Rossi remained fifth, but with a big gap having opened back to Edwards, as the Italian also moved in on Pedrosa. Colin would soon need to look out for a big group of riders on his tail, with de Puniet leading Tamada, West, Nakano, Roger Lee Hayden and Barros. At this stage, three more riders had been into the pits, all of them to retire. Capirossi had been first, then Roberts, and then DuHamel. After running through the gravel trap at the Corkscrew, Davies also made a stop, but returned to the action and made some good lap times.

Stoner was zooming off into the distance, looking every bit like a future champion. Two-thirds distance saw him lap Nicky Hayden, who would stop soon after, and by now there was no threat from Vermeulen. But the Suzuki rider was equally safe from Melandri, whose hold on third was not so certain. Marco was not out of range at the point that Rossi passed Pedrosa on the inside at turn eleven, and then Valentino looked like catching the Gresini team rider. The gap was around 1.5s with five laps to go, but Marco responded and was never quite challenged by Valentino.

Stoner made it six wins and a new track record, with Vermeulen, Melandri, Rossi and Pedrosa taking the next positions. The race for sixth had resolved into a four man affair, with Edwards losing the place to de Puniet, and Tamada and West on their tails. The Bridgestone riders triumphed here, with Makoto and Anthony quickly pushing Colin back. In fact, he also fell victim to Roger Lee Hayden and Barros by the finish.

Randy de Puniet moved into an uncontested sixth by the flag, with the next two riders gaining their best results of the season to date. West was seventh on his fourth Kawasaki outing, and Tamada was eighth, also recording the best result for Dunlop tyres in 2007. Barros had closed in on the ‘other’ Hayden, followed him past Edwards, and then taken his place for ninth. Behind Roger and Colin came Nakano, Guintoli and Checa. Hopkins was in P15, but two laps down; and Davies was last and three laps down.

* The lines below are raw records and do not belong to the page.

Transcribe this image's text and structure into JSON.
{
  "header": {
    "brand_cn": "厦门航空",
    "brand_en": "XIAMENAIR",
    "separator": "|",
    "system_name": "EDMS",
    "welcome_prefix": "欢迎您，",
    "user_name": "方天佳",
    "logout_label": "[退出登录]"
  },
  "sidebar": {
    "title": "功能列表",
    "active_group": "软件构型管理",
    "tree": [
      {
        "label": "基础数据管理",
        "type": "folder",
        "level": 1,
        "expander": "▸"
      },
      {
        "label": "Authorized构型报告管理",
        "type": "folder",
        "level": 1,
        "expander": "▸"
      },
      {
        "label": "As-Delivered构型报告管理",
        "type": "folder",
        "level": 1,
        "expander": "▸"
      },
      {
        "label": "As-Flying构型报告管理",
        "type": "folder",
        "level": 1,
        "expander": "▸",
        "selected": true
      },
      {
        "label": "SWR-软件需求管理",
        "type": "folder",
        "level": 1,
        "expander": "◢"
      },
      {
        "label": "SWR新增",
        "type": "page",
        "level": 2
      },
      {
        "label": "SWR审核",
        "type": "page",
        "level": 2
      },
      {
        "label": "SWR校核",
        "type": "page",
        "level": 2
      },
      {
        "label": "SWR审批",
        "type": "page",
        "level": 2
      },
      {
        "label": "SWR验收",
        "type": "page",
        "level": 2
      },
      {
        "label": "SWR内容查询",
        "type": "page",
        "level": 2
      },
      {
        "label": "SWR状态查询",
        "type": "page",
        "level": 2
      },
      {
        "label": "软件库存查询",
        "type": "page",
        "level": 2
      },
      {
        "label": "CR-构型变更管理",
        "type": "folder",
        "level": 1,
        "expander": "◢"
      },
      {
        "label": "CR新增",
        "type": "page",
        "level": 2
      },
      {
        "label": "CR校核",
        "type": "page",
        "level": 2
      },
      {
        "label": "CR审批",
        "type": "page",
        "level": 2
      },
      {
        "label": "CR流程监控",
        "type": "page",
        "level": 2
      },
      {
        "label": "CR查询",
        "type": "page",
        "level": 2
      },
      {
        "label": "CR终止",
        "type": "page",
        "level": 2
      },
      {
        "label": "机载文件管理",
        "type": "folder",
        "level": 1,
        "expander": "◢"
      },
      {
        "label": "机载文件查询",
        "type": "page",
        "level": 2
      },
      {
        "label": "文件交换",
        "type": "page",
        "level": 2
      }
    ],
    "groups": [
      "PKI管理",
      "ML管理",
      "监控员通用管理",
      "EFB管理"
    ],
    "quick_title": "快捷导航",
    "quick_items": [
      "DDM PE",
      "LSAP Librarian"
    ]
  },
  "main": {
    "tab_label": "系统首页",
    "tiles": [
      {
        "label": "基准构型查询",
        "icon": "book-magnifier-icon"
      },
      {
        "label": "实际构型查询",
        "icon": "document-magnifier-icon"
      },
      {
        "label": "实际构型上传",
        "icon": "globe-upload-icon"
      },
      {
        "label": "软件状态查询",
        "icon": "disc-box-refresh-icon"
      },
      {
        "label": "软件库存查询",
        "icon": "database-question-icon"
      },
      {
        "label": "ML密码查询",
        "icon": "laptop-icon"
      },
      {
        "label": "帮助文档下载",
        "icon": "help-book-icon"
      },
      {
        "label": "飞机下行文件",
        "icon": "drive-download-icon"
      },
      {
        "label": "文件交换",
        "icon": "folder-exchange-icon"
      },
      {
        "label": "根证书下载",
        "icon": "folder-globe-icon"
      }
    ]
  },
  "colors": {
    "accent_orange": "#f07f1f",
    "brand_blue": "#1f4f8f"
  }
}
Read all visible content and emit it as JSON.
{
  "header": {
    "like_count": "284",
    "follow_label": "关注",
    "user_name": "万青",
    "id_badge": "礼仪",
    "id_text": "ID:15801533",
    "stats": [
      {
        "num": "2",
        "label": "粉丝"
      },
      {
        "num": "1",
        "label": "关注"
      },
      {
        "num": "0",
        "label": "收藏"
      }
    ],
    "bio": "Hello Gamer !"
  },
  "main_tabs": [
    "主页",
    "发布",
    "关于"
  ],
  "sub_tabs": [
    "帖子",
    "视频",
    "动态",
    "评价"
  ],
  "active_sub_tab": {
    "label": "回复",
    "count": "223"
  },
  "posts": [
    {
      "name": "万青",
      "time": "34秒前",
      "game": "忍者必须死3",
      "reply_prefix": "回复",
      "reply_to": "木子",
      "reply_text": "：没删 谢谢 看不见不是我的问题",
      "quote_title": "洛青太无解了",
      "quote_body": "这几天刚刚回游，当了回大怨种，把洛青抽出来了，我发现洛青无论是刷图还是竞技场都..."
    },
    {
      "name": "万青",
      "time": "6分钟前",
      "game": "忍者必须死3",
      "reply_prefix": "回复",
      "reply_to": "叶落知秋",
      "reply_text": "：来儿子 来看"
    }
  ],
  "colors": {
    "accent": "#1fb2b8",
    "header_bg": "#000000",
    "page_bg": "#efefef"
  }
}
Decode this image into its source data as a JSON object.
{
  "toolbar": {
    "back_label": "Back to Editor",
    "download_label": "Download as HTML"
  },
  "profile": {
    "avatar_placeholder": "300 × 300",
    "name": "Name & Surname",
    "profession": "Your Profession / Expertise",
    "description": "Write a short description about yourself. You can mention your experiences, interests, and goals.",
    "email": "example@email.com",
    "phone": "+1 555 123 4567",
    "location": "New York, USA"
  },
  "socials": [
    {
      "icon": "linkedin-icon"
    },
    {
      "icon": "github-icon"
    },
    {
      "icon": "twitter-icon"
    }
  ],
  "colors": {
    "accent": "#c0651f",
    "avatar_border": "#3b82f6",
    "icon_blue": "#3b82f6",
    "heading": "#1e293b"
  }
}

In contrast to the German race, the Bridgestone tyres clearly worked more effectively than the Michelins in the California heat. Casey Stoner was once again the man to beat, but nobody could do so. He now has 44 points in hand over Valentino Rossi, which is quite a bit to make up - but the Italian is capable. Chris Vermeulen took his best dry weather result with an impressive second, on a circuit where he had been a double winner on his début, in World Superbikes. And Marco Melandri rode remarkably through the pain barrier to third.

Nicky Hayden was unable to defend his previously unbeaten record in the US GP, and likewise there was disappointment for John Hopkins, who had perhaps been in with his best chance yet in Grands Prix this weekend. Colin Edwards also had a let down on a track where he has been second in the GP, but no one was complaining about the excitement offered by the race as a whole. You have a few weeks to catch your breath for the next one.

Standings after eleven races: Stoner 221; Rossi 177; Pedrosa 155; Melandri and Vermeulen 113; Hopkins 104; Edwards 93; Capirossi 77; Barros 76; Hayden 73; Hofmann 60; de Puniet 50; Elías 49.
Ducati 233; Yamaha 197; Honda 190; Suzuki 152; Kawasaki 74; Team KR 12; Ilmor 0


View a Printer Friendly version of this Story.

Bookmark or share this story with: